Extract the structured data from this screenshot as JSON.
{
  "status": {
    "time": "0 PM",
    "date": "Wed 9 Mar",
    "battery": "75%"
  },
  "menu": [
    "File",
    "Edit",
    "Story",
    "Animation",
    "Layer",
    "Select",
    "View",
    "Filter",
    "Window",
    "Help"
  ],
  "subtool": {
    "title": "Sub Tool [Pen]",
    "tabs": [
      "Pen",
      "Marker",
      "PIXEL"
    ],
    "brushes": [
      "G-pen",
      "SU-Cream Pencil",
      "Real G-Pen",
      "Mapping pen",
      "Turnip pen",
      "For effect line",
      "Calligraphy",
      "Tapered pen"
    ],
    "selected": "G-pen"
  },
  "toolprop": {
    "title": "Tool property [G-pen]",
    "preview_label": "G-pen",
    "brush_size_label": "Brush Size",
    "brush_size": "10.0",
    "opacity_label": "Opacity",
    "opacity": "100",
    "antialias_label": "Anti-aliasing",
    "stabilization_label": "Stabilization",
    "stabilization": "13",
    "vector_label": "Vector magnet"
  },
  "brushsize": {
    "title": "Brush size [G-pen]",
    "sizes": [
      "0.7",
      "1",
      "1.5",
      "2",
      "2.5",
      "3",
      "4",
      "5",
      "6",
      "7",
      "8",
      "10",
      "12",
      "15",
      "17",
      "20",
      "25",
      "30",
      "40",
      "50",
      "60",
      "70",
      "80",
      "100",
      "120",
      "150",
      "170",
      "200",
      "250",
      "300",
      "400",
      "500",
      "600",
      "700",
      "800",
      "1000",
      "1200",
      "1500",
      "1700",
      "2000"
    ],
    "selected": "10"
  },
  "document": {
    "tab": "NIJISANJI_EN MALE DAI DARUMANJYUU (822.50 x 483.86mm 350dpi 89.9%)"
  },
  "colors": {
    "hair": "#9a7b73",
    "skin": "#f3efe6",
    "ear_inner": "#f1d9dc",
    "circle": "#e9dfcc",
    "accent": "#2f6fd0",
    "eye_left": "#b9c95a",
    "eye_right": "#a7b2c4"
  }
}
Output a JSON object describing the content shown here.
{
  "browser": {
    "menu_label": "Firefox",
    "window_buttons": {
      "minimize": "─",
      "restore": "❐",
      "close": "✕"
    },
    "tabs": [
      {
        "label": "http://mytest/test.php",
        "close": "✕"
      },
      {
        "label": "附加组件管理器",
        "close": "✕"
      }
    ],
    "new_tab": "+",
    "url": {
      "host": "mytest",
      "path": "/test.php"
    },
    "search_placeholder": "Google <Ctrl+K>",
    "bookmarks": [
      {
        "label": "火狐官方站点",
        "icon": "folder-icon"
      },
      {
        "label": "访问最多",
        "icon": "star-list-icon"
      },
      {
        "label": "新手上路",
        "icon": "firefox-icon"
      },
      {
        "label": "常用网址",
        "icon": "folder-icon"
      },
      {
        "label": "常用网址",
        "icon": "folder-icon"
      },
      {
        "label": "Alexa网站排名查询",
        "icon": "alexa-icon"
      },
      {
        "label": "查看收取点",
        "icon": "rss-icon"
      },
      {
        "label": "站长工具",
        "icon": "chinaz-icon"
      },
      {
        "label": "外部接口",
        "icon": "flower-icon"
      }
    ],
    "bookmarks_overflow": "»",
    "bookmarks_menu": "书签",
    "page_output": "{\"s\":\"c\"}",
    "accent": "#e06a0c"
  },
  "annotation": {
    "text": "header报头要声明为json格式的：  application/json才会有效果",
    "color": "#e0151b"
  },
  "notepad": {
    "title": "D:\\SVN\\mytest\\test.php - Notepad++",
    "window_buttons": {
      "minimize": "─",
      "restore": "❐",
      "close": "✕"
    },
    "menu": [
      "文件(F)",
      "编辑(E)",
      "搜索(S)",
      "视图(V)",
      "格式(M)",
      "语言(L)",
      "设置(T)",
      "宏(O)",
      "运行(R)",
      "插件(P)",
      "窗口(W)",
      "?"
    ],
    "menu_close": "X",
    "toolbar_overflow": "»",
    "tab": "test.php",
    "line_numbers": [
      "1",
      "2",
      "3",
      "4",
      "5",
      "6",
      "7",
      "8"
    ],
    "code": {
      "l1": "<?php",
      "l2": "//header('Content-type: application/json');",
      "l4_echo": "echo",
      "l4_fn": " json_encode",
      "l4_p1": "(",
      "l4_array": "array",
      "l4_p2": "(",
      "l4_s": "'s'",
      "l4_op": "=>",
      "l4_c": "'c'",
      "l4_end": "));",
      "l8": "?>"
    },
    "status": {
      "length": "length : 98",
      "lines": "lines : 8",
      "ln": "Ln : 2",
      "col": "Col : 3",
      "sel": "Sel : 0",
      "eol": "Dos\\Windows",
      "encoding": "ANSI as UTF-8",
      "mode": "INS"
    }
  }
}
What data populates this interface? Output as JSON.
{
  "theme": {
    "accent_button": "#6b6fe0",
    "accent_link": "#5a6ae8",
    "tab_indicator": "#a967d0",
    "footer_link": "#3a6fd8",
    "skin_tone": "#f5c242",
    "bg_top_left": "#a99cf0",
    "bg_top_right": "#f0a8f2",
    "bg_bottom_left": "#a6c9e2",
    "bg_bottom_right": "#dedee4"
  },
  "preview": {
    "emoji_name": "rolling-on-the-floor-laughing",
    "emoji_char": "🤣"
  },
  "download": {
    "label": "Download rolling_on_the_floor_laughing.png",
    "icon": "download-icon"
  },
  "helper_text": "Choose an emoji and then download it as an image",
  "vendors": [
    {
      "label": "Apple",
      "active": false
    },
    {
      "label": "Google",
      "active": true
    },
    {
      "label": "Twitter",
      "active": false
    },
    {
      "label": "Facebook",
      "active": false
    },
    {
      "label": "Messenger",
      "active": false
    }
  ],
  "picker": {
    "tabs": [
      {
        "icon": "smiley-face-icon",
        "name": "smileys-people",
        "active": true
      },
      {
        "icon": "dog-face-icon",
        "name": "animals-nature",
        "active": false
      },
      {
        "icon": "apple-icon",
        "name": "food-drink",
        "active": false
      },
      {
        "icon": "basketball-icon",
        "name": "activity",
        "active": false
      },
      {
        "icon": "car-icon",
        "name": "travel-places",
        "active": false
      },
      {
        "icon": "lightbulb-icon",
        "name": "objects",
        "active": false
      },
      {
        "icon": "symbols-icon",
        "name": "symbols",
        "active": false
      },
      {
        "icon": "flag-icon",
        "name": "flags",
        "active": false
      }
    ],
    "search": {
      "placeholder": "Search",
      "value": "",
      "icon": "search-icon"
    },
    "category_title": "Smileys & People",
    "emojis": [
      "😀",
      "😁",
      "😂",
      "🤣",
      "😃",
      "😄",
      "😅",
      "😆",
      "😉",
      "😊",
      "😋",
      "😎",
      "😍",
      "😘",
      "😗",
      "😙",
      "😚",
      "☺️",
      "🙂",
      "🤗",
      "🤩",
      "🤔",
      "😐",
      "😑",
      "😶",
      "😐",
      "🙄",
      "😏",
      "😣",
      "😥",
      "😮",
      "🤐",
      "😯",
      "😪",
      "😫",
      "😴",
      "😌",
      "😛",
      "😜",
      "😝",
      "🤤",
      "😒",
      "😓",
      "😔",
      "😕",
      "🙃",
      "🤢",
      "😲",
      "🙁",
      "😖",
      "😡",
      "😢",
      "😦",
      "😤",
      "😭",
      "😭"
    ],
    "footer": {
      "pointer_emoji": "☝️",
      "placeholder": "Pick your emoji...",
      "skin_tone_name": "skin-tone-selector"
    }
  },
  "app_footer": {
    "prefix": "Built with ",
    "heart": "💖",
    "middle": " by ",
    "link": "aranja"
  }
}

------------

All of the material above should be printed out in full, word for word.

SOLUTION TO THIS TASK>
Extract the structured data from this screenshot as JSON.
{
  "status": {
    "time": "0 PM",
    "date": "Wed 9 Mar",
    "battery": "75%"
  },
  "menu": [
    "File",
    "Edit",
    "Story",
    "Animation",
    "Layer",
    "Select",
    "View",
    "Filter",
    "Window",
    "Help"
  ],
  "subtool": {
    "title": "Sub Tool [Pen]",
    "tabs": [
      "Pen",
      "Marker",
      "PIXEL"
    ],
    "brushes": [
      "G-pen",
      "SU-Cream Pencil",
      "Real G-Pen",
      "Mapping pen",
      "Turnip pen",
      "For effect line",
      "Calligraphy",
      "Tapered pen"
    ],
    "selected": "G-pen"
  },
  "toolprop": {
    "title": "Tool property [G-pen]",
    "preview_label": "G-pen",
    "brush_size_label": "Brush Size",
    "brush_size": "10.0",
    "opacity_label": "Opacity",
    "opacity": "100",
    "antialias_label": "Anti-aliasing",
    "stabilization_label": "Stabilization",
    "stabilization": "13",
    "vector_label": "Vector magnet"
  },
  "brushsize": {
    "title": "Brush size [G-pen]",
    "sizes": [
      "0.7",
      "1",
      "1.5",
      "2",
      "2.5",
      "3",
      "4",
      "5",
      "6",
      "7",
      "8",
      "10",
      "12",
      "15",
      "17",
      "20",
      "25",
      "30",
      "40",
      "50",
      "60",
      "70",
      "80",
      "100",
      "120",
      "150",
      "170",
      "200",
      "250",
      "300",
      "400",
      "500",
      "600",
      "700",
      "800",
      "1000",
      "1200",
      "1500",
      "1700",
      "2000"
    ],
    "selected": "10"
  },
  "document": {
    "tab": "NIJISANJI_EN MALE DAI DARUMANJYUU (822.50 x 483.86mm 350dpi 89.9%)"
  },
  "colors": {
    "hair": "#9a7b73",
    "skin": "#f3efe6",
    "ear_inner": "#f1d9dc",
    "circle": "#e9dfcc",
    "accent": "#2f6fd0",
    "eye_left": "#b9c95a",
    "eye_right": "#a7b2c4"
  }
}
Output a JSON object describing the content shown here.
{
  "browser": {
    "menu_label": "Firefox",
    "window_buttons": {
      "minimize": "─",
      "restore": "❐",
      "close": "✕"
    },
    "tabs": [
      {
        "label": "http://mytest/test.php",
        "close": "✕"
      },
      {
        "label": "附加组件管理器",
        "close": "✕"
      }
    ],
    "new_tab": "+",
    "url": {
      "host": "mytest",
      "path": "/test.php"
    },
    "search_placeholder": "Google <Ctrl+K>",
    "bookmarks": [
      {
        "label": "火狐官方站点",
        "icon": "folder-icon"
      },
      {
        "label": "访问最多",
        "icon": "star-list-icon"
      },
      {
        "label": "新手上路",
        "icon": "firefox-icon"
      },
      {
        "label": "常用网址",
        "icon": "folder-icon"
      },
      {
        "label": "常用网址",
        "icon": "folder-icon"
      },
      {
        "label": "Alexa网站排名查询",
        "icon": "alexa-icon"
      },
      {
        "label": "查看收取点",
        "icon": "rss-icon"
      },
      {
        "label": "站长工具",
        "icon": "chinaz-icon"
      },
      {
        "label": "外部接口",
        "icon": "flower-icon"
      }
    ],
    "bookmarks_overflow": "»",
    "bookmarks_menu": "书签",
    "page_output": "{\"s\":\"c\"}",
    "accent": "#e06a0c"
  },
  "annotation": {
    "text": "header报头要声明为json格式的：  application/json才会有效果",
    "color": "#e0151b"
  },
  "notepad": {
    "title": "D:\\SVN\\mytest\\test.php - Notepad++",
    "window_buttons": {
      "minimize": "─",
      "restore": "❐",
      "close": "✕"
    },
    "menu": [
      "文件(F)",
      "编辑(E)",
      "搜索(S)",
      "视图(V)",
      "格式(M)",
      "语言(L)",
      "设置(T)",
      "宏(O)",
      "运行(R)",
      "插件(P)",
      "窗口(W)",
      "?"
    ],
    "menu_close": "X",
    "toolbar_overflow": "»",
    "tab": "test.php",
    "line_numbers": [
      "1",
      "2",
      "3",
      "4",
      "5",
      "6",
      "7",
      "8"
    ],
    "code": {
      "l1": "<?php",
      "l2": "//header('Content-type: application/json');",
      "l4_echo": "echo",
      "l4_fn": " json_encode",
      "l4_p1": "(",
      "l4_array": "array",
      "l4_p2": "(",
      "l4_s": "'s'",
      "l4_op": "=>",
      "l4_c": "'c'",
      "l4_end": "));",
      "l8": "?>"
    },
    "status": {
      "length": "length : 98",
      "lines": "lines : 8",
      "ln": "Ln : 2",
      "col": "Col : 3",
      "sel": "Sel : 0",
      "eol": "Dos\\Windows",
      "encoding": "ANSI as UTF-8",
      "mode": "INS"
    }
  }
}
What data populates this interface? Output as JSON.
{
  "theme": {
    "accent_button": "#6b6fe0",
    "accent_link": "#5a6ae8",
    "tab_indicator": "#a967d0",
    "footer_link": "#3a6fd8",
    "skin_tone": "#f5c242",
    "bg_top_left": "#a99cf0",
    "bg_top_right": "#f0a8f2",
    "bg_bottom_left": "#a6c9e2",
    "bg_bottom_right": "#dedee4"
  },
  "preview": {
    "emoji_name": "rolling-on-the-floor-laughing",
    "emoji_char": "🤣"
  },
  "download": {
    "label": "Download rolling_on_the_floor_laughing.png",
    "icon": "download-icon"
  },
  "helper_text": "Choose an emoji and then download it as an image",
  "vendors": [
    {
      "label": "Apple",
      "active": false
    },
    {
      "label": "Google",
      "active": true
    },
    {
      "label": "Twitter",
      "active": false
    },
    {
      "label": "Facebook",
      "active": false
    },
    {
      "label": "Messenger",
      "active": false
    }
  ],
  "picker": {
    "tabs": [
      {
        "icon": "smiley-face-icon",
        "name": "smileys-people",
        "active": true
      },
      {
        "icon": "dog-face-icon",
        "name": "animals-nature",
        "active": false
      },
      {
        "icon": "apple-icon",
        "name": "food-drink",
        "active": false
      },
      {
        "icon": "basketball-icon",
        "name": "activity",
        "active": false
      },
      {
        "icon": "car-icon",
        "name": "travel-places",
        "active": false
      },
      {
        "icon": "lightbulb-icon",
        "name": "objects",
        "active": false
      },
      {
        "icon": "symbols-icon",
        "name": "symbols",
        "active": false
      },
      {
        "icon": "flag-icon",
        "name": "flags",
        "active": false
      }
    ],
    "search": {
      "placeholder": "Search",
      "value": "",
      "icon": "search-icon"
    },
    "category_title": "Smileys & People",
    "emojis": [
      "😀",
      "😁",
      "😂",
      "🤣",
      "😃",
      "😄",
      "😅",
      "😆",
      "😉",
      "😊",
      "😋",
      "😎",
      "😍",
      "😘",
      "😗",
      "😙",
      "😚",
      "☺️",
      "🙂",
      "🤗",
      "🤩",
      "🤔",
      "😐",
      "😑",
      "😶",
      "😐",
      "🙄",
      "😏",
      "😣",
      "😥",
      "😮",
      "🤐",
      "😯",
      "😪",
      "😫",
      "😴",
      "😌",
      "😛",
      "😜",
      "😝",
      "🤤",
      "😒",
      "😓",
      "😔",
      "😕",
      "🙃",
      "🤢",
      "😲",
      "🙁",
      "😖",
      "😡",
      "😢",
      "😦",
      "😤",
      "😭",
      "😭"
    ],
    "footer": {
      "pointer_emoji": "☝️",
      "placeholder": "Pick your emoji...",
      "skin_tone_name": "skin-tone-selector"
    }
  },
  "app_footer": {
    "prefix": "Built with ",
    "heart": "💖",
    "middle": " by ",
    "link": "aranja"
  }
}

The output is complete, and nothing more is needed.